“They have been doing a lot of training: sort of here today gone tomorrow training in the wadis of northern Mali ,” said the official. “We are not talking about fixed training sites like we had in Afghanistan . These are meetings of trucks and tents for three days to a week, then they disperse.”

The Algerians had trained recruits from Tunisia , Libya , Niger , Mali , Senegal and Morocco , who were then sent back to carry out operations in their home countries, he said.

Until a few weeks ago when it changed its name to al-Qaeda in the Maghreb , the Algerian group was known as the GSPC, a French acronym for the Salafi Group for Predication and Combat.

Thought to operate with a few hundred men mainly in eastern Algeria and parts of the vast Algerian Sahara, it is the only significant militant group still fighting the authorities.

The GSPC was established in the 1990s at the height of the armed insurgency sparked off by the Algerian army’s annulment of elections in 1992 to prevent an Islamist win. Experts say it is now much weakened but still able to strike.

The group carried out a rocket attack against an Algerian army post last month, killing five soldiers. Ten militants were reported killed when the military counter-attacked.

It was also behind an attack in December near Algiers against a bus carrying employees of an affiliate of Halliburton, the US energy giant. The driver was killed and several passengers wounded.

But the US official said the GSPC’s attempt to affiliate itself with al-Qaeda was not necessarily an indication of strength. “The Algerians have been successful at combating the GSPC,” he said, “which is one reason it operates in northern Mali .”

He believes the group “reached out to the larger jihad, probably I would suspect more out of drowning man syndrome – to stay afloat.”

Experts say the GSPC is unlikely to be taking orders from Osama bin Laden. “There is an appropriation of the brand of al-Qaeda, thinking it might benefit them,” said Gavin Proudly of Quest, a London-based business consultancy. The GSPC was not taking instructions from al-Qaeda, “but this is irrelevant, since they know its goals”.

But the US official said the growing co-operation between the North Africa groups was worrying. “It’s that training, that mobility, that cross-border movement that gives us concern.”

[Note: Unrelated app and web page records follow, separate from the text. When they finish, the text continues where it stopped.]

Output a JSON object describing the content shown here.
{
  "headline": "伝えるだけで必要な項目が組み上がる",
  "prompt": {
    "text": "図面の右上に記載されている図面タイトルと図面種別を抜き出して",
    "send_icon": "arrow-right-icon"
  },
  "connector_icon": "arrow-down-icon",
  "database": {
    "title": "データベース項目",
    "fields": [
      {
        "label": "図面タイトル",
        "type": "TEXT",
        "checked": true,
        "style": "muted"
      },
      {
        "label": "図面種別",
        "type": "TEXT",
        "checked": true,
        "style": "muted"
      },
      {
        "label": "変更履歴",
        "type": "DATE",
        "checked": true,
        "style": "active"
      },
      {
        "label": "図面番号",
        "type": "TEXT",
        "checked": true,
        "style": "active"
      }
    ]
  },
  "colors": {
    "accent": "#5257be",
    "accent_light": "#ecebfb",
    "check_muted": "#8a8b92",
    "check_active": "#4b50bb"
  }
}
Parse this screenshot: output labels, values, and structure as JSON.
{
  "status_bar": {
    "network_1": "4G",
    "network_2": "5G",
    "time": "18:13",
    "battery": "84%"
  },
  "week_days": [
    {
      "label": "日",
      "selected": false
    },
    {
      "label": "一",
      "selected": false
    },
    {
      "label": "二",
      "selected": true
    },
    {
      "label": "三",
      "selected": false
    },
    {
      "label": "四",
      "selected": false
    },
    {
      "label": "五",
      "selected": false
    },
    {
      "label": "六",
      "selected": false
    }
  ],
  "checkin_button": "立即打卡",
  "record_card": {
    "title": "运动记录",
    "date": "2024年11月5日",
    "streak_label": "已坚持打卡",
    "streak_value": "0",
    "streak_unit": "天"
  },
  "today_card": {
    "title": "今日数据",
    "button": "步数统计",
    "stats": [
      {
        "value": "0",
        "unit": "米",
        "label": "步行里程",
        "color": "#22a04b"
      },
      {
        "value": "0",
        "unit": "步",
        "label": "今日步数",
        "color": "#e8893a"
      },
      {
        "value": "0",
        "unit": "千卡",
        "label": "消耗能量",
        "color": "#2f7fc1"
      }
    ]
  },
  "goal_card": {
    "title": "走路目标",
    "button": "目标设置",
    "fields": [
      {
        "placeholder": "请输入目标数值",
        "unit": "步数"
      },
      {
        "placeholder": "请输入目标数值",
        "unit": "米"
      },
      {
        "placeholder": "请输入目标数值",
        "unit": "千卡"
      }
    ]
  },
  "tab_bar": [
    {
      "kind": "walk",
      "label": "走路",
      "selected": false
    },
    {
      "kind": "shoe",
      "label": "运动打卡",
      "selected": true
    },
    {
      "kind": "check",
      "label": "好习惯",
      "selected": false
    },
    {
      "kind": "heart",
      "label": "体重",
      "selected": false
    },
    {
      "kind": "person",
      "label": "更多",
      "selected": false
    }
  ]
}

Last month, the Tunisian authorities announced that they had pre-empted attacks against foreign embassies by a local group which included a Mauritanian national and five Tunisians who had come across the border from Algeria .